On the Democratic side, meanwhile, Hillary Clinton is facing the prospect of losing her front-runner status if Sanders can close his polling gap in South Carolina and beyond.

The Vermont senator voiced confidence at his victory rally Tuesday night.

“Tonight we serve notice to the political and economic establishment of this country,” Sanders said. “Now it’s on to Nevada, South Carolina and beyond.” 

The Clinton campaign tried to cast the candidate’s primary loss in the best light, saying in a memo that the outcome was “long expected” and prospects for future victories remain “very good.”

“I want to say I still love New Hampshire and I always will,” Clinton told supporters at a Tuesday night rally. “Now we take this campaign to the entire country. We are going to fight for every vote in every state.” 

For the winners of both contests Tuesday night, New Hampshire was a comeback after each came in second last week in Iowa. 

Trump won decisively, towering over the Republican field with 35 percent of the vote after 92 percent of precincts had reported results early Wednesday. Sanders was crushing Clinton 60-38 percent with 93 percent of precincts reporting in the Democratic race. 

Kasich clocked in second with about 16 percent, while the battle for third remained a fierce contest.

With 12 percent of the vote, Texas Sen. Cruz had nudged ahead of former Florida Gov. Bush and Florida Sen. Rubio, who both had 11 percent.

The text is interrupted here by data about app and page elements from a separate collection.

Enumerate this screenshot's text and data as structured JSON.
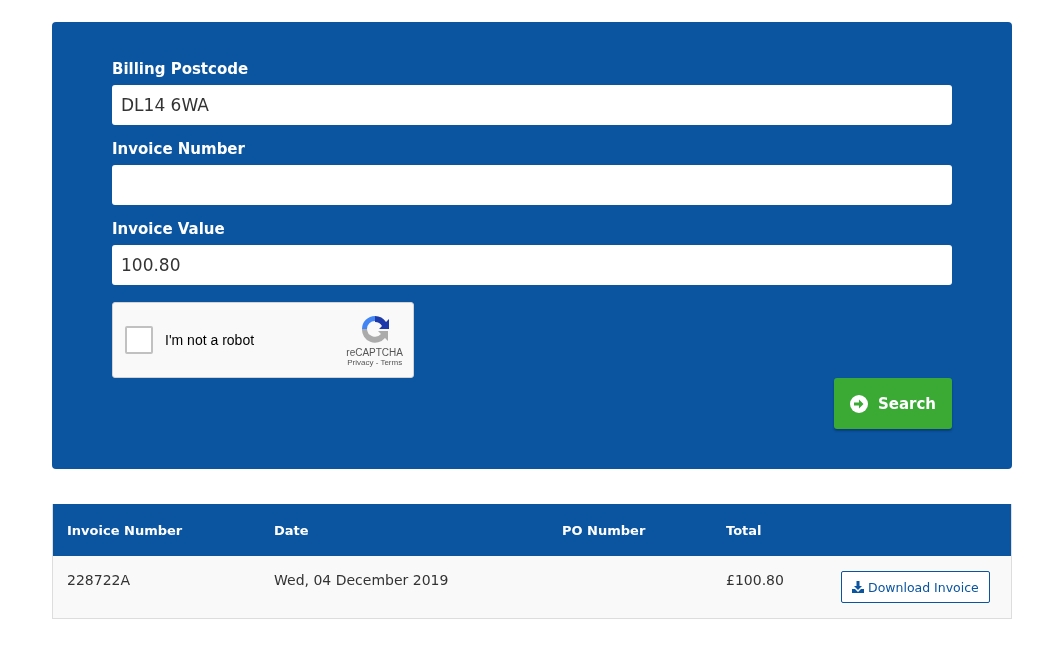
{
  "form": {
    "fields": [
      {
        "label": "Billing Postcode",
        "value": "DL14 6WA"
      },
      {
        "label": "Invoice Number"
      },
      {
        "label": "Invoice Value",
        "value": "100.80"
      }
    ],
    "captcha": {
      "label": "I'm not a robot",
      "checked": false,
      "brand": "reCAPTCHA",
      "privacy": "Privacy",
      "separator": "-",
      "terms": "Terms"
    },
    "search_button": "Search"
  },
  "table": {
    "columns": [
      "Invoice Number",
      "Date",
      "PO Number",
      "Total"
    ],
    "rows": [
      {
        "cells": [
          "228722A",
          "Wed, 04 December 2019",
          null,
          "£100.80"
        ],
        "action": "Download Invoice"
      }
    ]
  }
}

However, the margin between the three was still too narrow to project who would finish third, fourth and fifth in the Republican race.

Former HP CEO Carly Fiorina finished seventh with 4 percent of the vote, while retired neurosurgeon Dr. Ben Carson finished eighth with 2 percent. 

For Kasich, his time in the state appeared to pay off and the second-place finish gives a major boost to his campaign, especially after he finished a distant eighth in Iowa last week.

It also dealt a blow to Rubio, whose strong, third-place finish in Iowa eight days ago gave him momentum that lasted until Saturday, when Rubio stumbled in the debate amid withering attacks from Christie. 

The closeness of the race for third, fourth and fifth places still might end up prolonging the Republican nominating contest because it complicates the establishment’s efforts to coalesce around a single consensus candidate.

Yet the person who tripped up Rubio in Saturday’s debate, Christie, was mired in single digits in Tuesday's race, leaving him to weigh his options back home. 

Exit polls suggest Trump was aided in large part in the state by independents. They showed 36 percent of the state’s influential independents were backing Trump, leading the field among that bloc. 

On the Republican side, Trump led virtually every poll in the state in the run-up to the contest. 

And on the Democratic side, Clinton consistently trailed Sanders going into Tuesday’s contest. But the margin of victory for both Sanders and Trump was substantial. 

Clinton herself has pushed back on reports that the campaign may be looking at a shake-up in the near future – but the speculation is sure to mount following her Granite State loss.

From here, the campaigns head next to Nevada and South Carolina, which hold the next two contests before Super Tuesday at the beginning of March.